A Community Devoted to the Preservation and Practice of Celestial Navigation and Other Methods of Traditional Wayfinding
From: Peter Hakel
Date: 2020 Sep 23, 06:37 -0700
If I want to do a temperature-dependent refraction correction of a sextant altitude, temperature readings in Celsius and Fahrenheit are equally useful (Kelvin is possible but not necessary). However, when we do scientific or engineering calculations combining various “silos” (mechanical, electrical, etc.) and potentially across many orders of magnitude, we need a self-consistent system of measurement for all such quantities; these “silos” are an artificial human invention after all, it’s all one Universe to Mother Nature. It’s also then useful to make such a system international (hence SI), and metric (to work well with our base-10 math system).

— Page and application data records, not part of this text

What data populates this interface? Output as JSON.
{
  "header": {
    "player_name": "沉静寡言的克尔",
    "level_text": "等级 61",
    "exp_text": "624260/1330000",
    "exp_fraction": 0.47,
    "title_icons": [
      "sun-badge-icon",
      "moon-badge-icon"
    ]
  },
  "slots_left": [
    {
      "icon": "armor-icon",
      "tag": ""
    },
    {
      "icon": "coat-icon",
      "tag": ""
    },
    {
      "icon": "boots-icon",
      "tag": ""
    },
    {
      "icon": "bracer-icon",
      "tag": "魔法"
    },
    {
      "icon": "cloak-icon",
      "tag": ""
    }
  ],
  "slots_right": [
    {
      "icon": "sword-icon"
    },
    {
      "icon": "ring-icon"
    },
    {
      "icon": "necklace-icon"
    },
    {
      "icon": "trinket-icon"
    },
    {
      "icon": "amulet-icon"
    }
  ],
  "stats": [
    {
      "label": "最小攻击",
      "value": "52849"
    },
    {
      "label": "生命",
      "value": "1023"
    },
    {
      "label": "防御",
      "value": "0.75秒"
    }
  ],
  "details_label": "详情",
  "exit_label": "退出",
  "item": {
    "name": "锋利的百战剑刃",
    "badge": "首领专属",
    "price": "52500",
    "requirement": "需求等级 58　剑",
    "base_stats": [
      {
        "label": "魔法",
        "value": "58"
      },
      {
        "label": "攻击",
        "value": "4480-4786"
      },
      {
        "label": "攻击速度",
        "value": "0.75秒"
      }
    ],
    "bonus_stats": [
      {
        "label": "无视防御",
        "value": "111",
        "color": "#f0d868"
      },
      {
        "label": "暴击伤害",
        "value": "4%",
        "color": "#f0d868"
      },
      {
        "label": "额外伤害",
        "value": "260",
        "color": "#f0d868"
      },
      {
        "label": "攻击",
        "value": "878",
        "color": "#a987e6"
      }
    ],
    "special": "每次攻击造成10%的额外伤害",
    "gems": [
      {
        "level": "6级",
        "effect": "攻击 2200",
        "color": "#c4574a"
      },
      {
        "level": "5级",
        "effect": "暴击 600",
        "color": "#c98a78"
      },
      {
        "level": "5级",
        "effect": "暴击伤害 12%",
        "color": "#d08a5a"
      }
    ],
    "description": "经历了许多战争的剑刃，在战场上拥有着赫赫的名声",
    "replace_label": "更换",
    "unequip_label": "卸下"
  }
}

Speaking of math, it tells us that:
exp(x) = 1 + x + x2/2 + x3/6 + …
which, combined with the imaginary unit i = sqrt(-1), becomes:
exp(ix) = 1 + ix - x2/2 - i x3/6 + … = cos(x) + i sin(x)
where those trig function (familiar to celestial navigators) must take “x” in radians for this very powerful formula to work.
Human convenience (e.g., sextant readings in degrees) versus Nature’s design (angles in radians, necessary for certain calculations) can sometimes be at odds and we need to find some reasonable middle ground. It is fine to return a kickoff 99 yards for a touchdown, but I prefer my flu shot dose measured in cc’s.